Welch pitched for 17 seasons in the major leagues: for the Dodgers from 1978 to 1987 and for the Oakland A's from 1988 to 1994. He won the Cy Young Award in 1990 while pitching for Oakland, and is the last major league pitcher to win 25 games in one season. He went 27–6 that year. The last pitcher to win more games in one season was the Tigers Denny McLain, who won 31 games in 1968.
Welch was born in Detroit and attended Eastern Michigan University (EMU). There, he led the Hurons (now the Eagles) to consecutive appearances in the College World Series, finishing as runners-up in 1976. He played just two full seasons at EMU, compiling a record of 17–6. During his sophomore season, he finished with a 1.82 ERA, and threw a no-hitter at Central Michigan University and a perfect game against the University of Detroit.

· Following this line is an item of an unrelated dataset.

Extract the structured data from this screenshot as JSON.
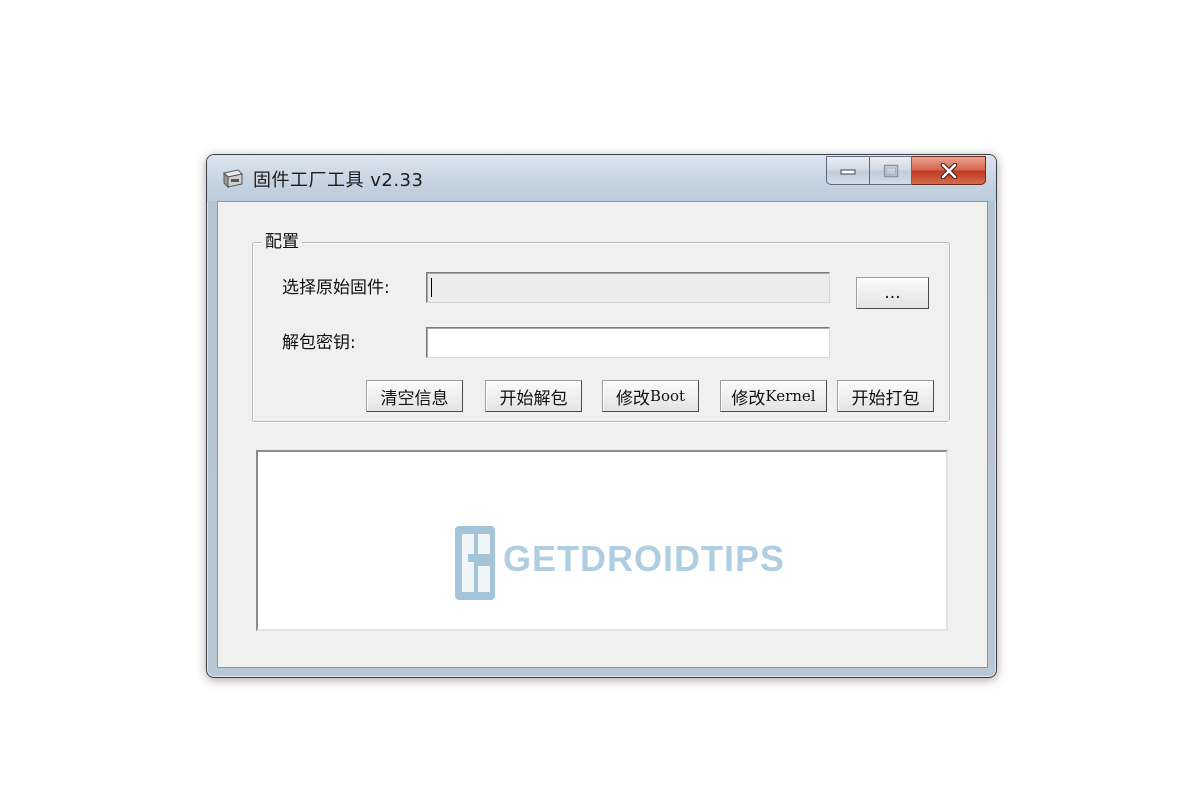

Welch was drafted by the Dodgers in the first round of the 1977 draft, and was quickly promoted to the majors the following season. As a rookie, he went 7 for 4 with an ERA of 2.02 in 111 innings. One of the highlights of his career came when he struck out Reggie Jackson with two on and two outs in the ninth inning of Game 2 of the 1978 World Series.
Bob Welch compiled a career record of 211–146, with an ERA of 3.47 in 3,092 innings of work. He was an All-Star once in each league, and finished in the top 10 of Cy Young voting three times. He was remarkably consistent, maintaining an ERA under 4.00 in each of his first 13 seasons in the major leagues.
He was a member of Oakland teams that won three-straight American League pennants from 1988–1990, including the 1989 team that swept the San Francisco Giants in the World Series that was interrupted by an earthquake. Welch was slated to pitch Game 3 of that series, but never got the start. The delay caused his start to be pushed back to Game 5, which was never played.
After retiring as a pitcher, Welch went on to become the pitching coach for the Arizona Diamondbacks when they won the World Series in 2001. He died in Seal Beach, Calif., and is survived by sons Dylan (25) and Riley (23), daughter Kelly (18), and former wife Mary Ellen.